Aim of the exercise: Exclude the pictures and retype the entries as written.

(Provided records begins)

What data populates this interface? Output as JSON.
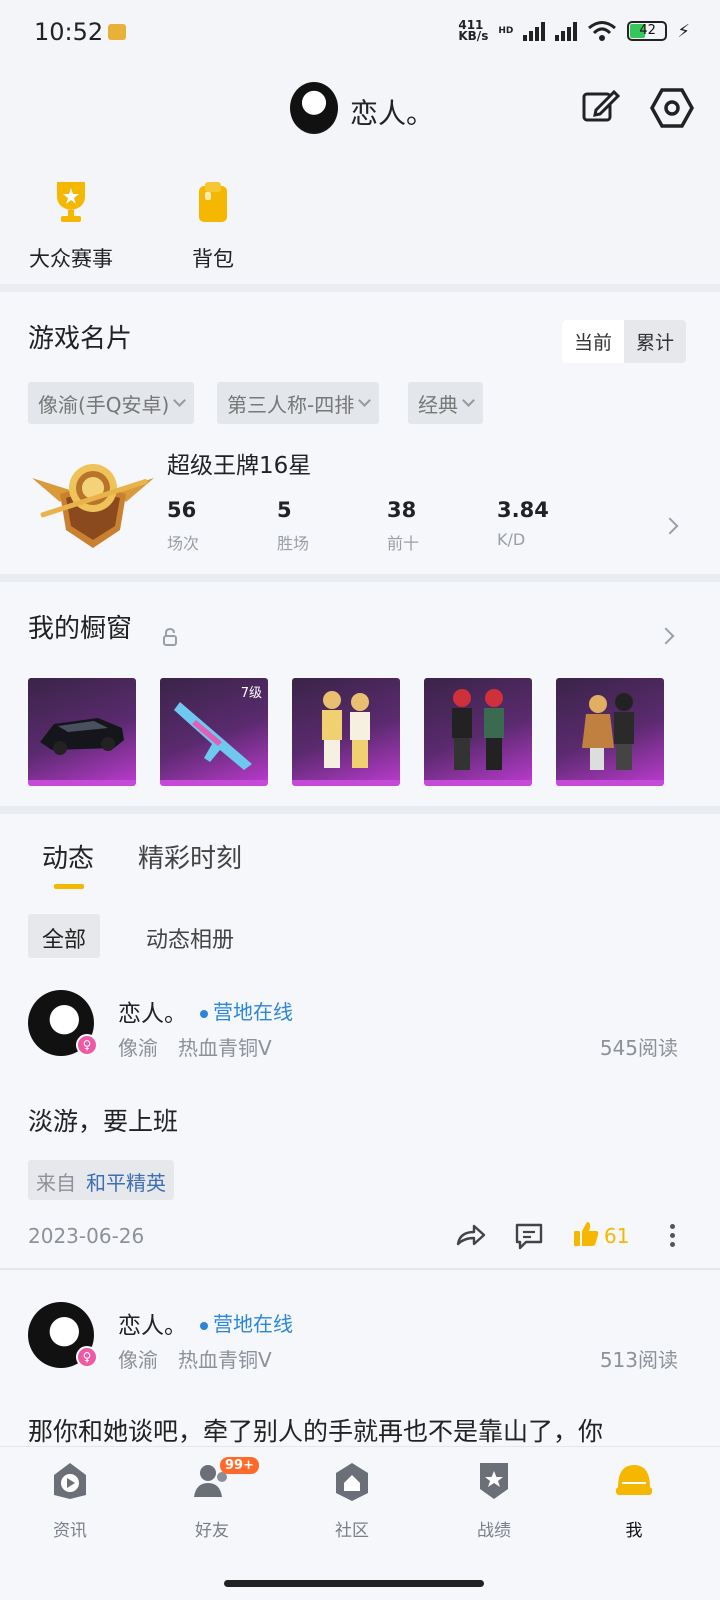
{
  "status_bar": {
    "time": "10:52",
    "net_speed_top": "411",
    "net_speed_unit": "KB/s",
    "hd": "HD",
    "battery": "42"
  },
  "header": {
    "nickname": "恋人。"
  },
  "quick_actions": [
    {
      "label": "大众赛事",
      "icon": "trophy-icon"
    },
    {
      "label": "背包",
      "icon": "backpack-icon"
    }
  ],
  "game_card": {
    "title": "游戏名片",
    "toggle": {
      "current": "当前",
      "cumulative": "累计"
    },
    "filters": [
      "像渝(手Q安卓)",
      "第三人称-四排",
      "经典"
    ],
    "rank": "超级王牌16星",
    "stats": [
      {
        "value": "56",
        "label": "场次"
      },
      {
        "value": "5",
        "label": "胜场"
      },
      {
        "value": "38",
        "label": "前十"
      },
      {
        "value": "3.84",
        "label": "K/D"
      }
    ]
  },
  "showcase": {
    "title": "我的橱窗",
    "items": [
      {
        "name": "car-item"
      },
      {
        "name": "rifle-skin-item",
        "tag": "7级"
      },
      {
        "name": "outfit-pair-item-1"
      },
      {
        "name": "outfit-pair-item-2"
      },
      {
        "name": "outfit-pair-item-3"
      }
    ]
  },
  "feed_tabs": {
    "active": "动态",
    "other": "精彩时刻",
    "sub_active": "全部",
    "sub_other": "动态相册"
  },
  "posts": [
    {
      "author": "恋人。",
      "status": "营地在线",
      "server": "像渝",
      "tier": "热血青铜V",
      "reads": "545阅读",
      "text": "淡游，要上班",
      "from_label": "来自",
      "from_game": "和平精英",
      "date": "2023-06-26",
      "likes": "61"
    },
    {
      "author": "恋人。",
      "status": "营地在线",
      "server": "像渝",
      "tier": "热血青铜V",
      "reads": "513阅读",
      "text": "那你和她谈吧，牵了别人的手就再也不是靠山了，你"
    }
  ],
  "nav": {
    "items": [
      {
        "label": "资讯"
      },
      {
        "label": "好友",
        "badge": "99+"
      },
      {
        "label": "社区"
      },
      {
        "label": "战绩"
      },
      {
        "label": "我"
      }
    ]
  },
  "colors": {
    "accent": "#f5b700",
    "link": "#2a86d8",
    "showcase_tile": "#b53ac8"
  }
}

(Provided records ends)

Solution:
What data populates this interface? Output as JSON.
{
  "status_bar": {
    "time": "10:52",
    "net_speed_top": "411",
    "net_speed_unit": "KB/s",
    "hd": "HD",
    "battery": "42"
  },
  "header": {
    "nickname": "恋人。"
  },
  "quick_actions": [
    {
      "label": "大众赛事",
      "icon": "trophy-icon"
    },
    {
      "label": "背包",
      "icon": "backpack-icon"
    }
  ],
  "game_card": {
    "title": "游戏名片",
    "toggle": {
      "current": "当前",
      "cumulative": "累计"
    },
    "filters": [
      "像渝(手Q安卓)",
      "第三人称-四排",
      "经典"
    ],
    "rank": "超级王牌16星",
    "stats": [
      {
        "value": "56",
        "label": "场次"
      },
      {
        "value": "5",
        "label": "胜场"
      },
      {
        "value": "38",
        "label": "前十"
      },
      {
        "value": "3.84",
        "label": "K/D"
      }
    ]
  },
  "showcase": {
    "title": "我的橱窗",
    "items": [
      {
        "name": "car-item"
      },
      {
        "name": "rifle-skin-item",
        "tag": "7级"
      },
      {
        "name": "outfit-pair-item-1"
      },
      {
        "name": "outfit-pair-item-2"
      },
      {
        "name": "outfit-pair-item-3"
      }
    ]
  },
  "feed_tabs": {
    "active": "动态",
    "other": "精彩时刻",
    "sub_active": "全部",
    "sub_other": "动态相册"
  },
  "posts": [
    {
      "author": "恋人。",
      "status": "营地在线",
      "server": "像渝",
      "tier": "热血青铜V",
      "reads": "545阅读",
      "text": "淡游，要上班",
      "from_label": "来自",
      "from_game": "和平精英",
      "date": "2023-06-26",
      "likes": "61"
    },
    {
      "author": "恋人。",
      "status": "营地在线",
      "server": "像渝",
      "tier": "热血青铜V",
      "reads": "513阅读",
      "text": "那你和她谈吧，牵了别人的手就再也不是靠山了，你"
    }
  ],
  "nav": {
    "items": [
      {
        "label": "资讯"
      },
      {
        "label": "好友",
        "badge": "99+"
      },
      {
        "label": "社区"
      },
      {
        "label": "战绩"
      },
      {
        "label": "我"
      }
    ]
  },
  "colors": {
    "accent": "#f5b700",
    "link": "#2a86d8",
    "showcase_tile": "#b53ac8"
  }
}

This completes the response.